 “Ingestion of lead-contaminated soil and dust through hand to mouth behaviors is a major contributor to increased blood lead levels in children,” said Dr. Laura Anderko, Director of the Mid-Atlantic Center for Children's Health and the Environment. “EPA’s proposed dust-lead hazard standards will provide more protection by reducing lead levels in homes and facilities where children spend a great deal of time, such as day care centers.”

Since the 1970s, the United States has made tremendous progress in lowering children’s blood lead levels. In 2001, EPA set standards for lead in dust for floors and window sills in housing, however since that time, the best available science has evolved to indicate human health effects at lower blood lead levels than previously analyzed.

To protect children’s health and to continue making progress on this important issue, EPA is lowering the dust-lead hazard standards from 40 micrograms of lead per square foot (µg/ft2) to 10 µg/ft2 on floors and from 250 µg/ft2 to 100 µg/ft2 on window sills. The more protective dust-lead hazard standards will apply to inspections, risk assessments, and abatement activities in pre-1978 housing and certain schools, child care facilities and hospitals across the country.

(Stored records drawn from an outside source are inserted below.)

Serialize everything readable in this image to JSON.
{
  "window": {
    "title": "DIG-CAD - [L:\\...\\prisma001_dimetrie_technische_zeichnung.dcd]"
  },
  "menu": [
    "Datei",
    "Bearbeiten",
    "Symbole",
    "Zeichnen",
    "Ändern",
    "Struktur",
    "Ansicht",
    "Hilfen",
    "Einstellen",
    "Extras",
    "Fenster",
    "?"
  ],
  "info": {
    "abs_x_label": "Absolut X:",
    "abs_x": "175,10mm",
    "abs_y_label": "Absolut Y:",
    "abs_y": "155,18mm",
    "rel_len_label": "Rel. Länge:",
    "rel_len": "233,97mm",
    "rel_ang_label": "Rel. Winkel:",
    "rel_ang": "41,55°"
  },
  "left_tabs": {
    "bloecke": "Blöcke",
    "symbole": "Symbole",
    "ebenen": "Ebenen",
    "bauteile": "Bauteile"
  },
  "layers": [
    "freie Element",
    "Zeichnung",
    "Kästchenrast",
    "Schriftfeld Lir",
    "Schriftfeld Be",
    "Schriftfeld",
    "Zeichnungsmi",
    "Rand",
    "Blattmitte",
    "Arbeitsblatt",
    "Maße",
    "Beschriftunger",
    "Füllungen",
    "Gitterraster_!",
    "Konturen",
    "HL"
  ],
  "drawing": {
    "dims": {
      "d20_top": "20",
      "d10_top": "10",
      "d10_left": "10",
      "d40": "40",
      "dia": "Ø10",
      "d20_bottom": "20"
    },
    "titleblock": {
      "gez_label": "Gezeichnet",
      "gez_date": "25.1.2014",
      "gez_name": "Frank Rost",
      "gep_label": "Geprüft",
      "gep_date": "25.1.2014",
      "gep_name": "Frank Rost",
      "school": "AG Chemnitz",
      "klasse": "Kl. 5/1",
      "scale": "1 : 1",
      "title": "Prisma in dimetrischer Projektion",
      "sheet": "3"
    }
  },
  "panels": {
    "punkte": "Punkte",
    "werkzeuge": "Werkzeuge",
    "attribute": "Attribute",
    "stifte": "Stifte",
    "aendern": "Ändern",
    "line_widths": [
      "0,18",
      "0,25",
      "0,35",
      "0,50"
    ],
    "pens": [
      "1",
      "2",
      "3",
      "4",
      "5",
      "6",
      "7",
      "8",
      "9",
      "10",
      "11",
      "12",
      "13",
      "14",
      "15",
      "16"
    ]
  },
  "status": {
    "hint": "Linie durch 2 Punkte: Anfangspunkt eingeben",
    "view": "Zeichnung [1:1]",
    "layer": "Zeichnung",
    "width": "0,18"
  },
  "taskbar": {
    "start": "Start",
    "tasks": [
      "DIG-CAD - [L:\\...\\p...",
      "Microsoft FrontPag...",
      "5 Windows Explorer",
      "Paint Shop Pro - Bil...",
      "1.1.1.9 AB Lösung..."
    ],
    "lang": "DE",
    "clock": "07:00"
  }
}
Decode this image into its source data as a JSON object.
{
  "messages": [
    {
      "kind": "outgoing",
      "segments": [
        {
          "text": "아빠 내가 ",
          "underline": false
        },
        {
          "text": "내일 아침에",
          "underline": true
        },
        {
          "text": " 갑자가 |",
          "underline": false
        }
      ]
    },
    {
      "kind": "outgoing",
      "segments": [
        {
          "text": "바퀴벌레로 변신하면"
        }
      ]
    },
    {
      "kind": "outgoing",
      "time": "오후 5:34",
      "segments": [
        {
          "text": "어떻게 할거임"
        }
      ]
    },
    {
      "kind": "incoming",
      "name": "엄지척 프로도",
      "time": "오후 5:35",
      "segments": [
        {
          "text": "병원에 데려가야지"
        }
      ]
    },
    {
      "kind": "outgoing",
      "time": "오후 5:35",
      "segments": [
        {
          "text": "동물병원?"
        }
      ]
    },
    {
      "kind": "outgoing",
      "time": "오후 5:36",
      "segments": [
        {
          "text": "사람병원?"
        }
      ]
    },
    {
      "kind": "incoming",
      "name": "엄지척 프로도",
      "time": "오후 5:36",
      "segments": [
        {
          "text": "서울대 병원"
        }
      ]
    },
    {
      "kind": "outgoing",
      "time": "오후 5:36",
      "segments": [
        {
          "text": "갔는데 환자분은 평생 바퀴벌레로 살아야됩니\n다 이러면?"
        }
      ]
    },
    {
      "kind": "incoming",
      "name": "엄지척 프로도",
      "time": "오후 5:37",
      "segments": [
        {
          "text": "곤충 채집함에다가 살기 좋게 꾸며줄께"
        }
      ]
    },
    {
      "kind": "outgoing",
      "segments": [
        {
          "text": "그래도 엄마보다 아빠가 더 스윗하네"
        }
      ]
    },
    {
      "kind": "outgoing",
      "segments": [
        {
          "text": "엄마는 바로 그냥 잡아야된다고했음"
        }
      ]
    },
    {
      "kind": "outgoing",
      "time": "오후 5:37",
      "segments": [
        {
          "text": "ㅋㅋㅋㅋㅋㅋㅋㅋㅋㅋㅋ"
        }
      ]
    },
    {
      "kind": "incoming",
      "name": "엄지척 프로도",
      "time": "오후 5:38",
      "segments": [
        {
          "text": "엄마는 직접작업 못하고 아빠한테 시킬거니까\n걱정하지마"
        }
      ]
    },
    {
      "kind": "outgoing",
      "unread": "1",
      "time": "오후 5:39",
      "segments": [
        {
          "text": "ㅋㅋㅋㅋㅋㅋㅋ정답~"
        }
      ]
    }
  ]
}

Lead-contaminated dust from chipped or peeling lead-based paint is one of the most common causes of elevated blood lead levels in children. Infants and children are especially vulnerable to lead paint exposure because they their growing bodies absorb more lead than adults do, and their brains and nervous systems are more sensitive to the damaging effects of lead. They can be exposed from multiple sources and may experience irreversible and life-long health effects. Lead dust can be generated when lead-based paint deteriorates or is disturbed.

The rule will become effective 180 days after publication in the Federal Register.

A link to this final rule and to learn more: https://www.epa.gov/lead/hazard-standards-lead-paint-dust-and-soil-tsca-section-403

Learn more about the lead-based paint program: https://www.epa.gov/lead

Background

Reducing childhood lead exposure and addressing associated health impacts is a top priority for EPA. In December 2018 EPA Administrator Wheeler and other Federal Officials produced the Lead Action Plan, a blueprint for reducing lead exposure and associated harms by working with a range of stakeholders, including states, tribes and local communities, along with businesses, property owners and parents.

EPA continues to work with its federal partners to improve coordinated activities and implement objectives of the Lead Action Plan.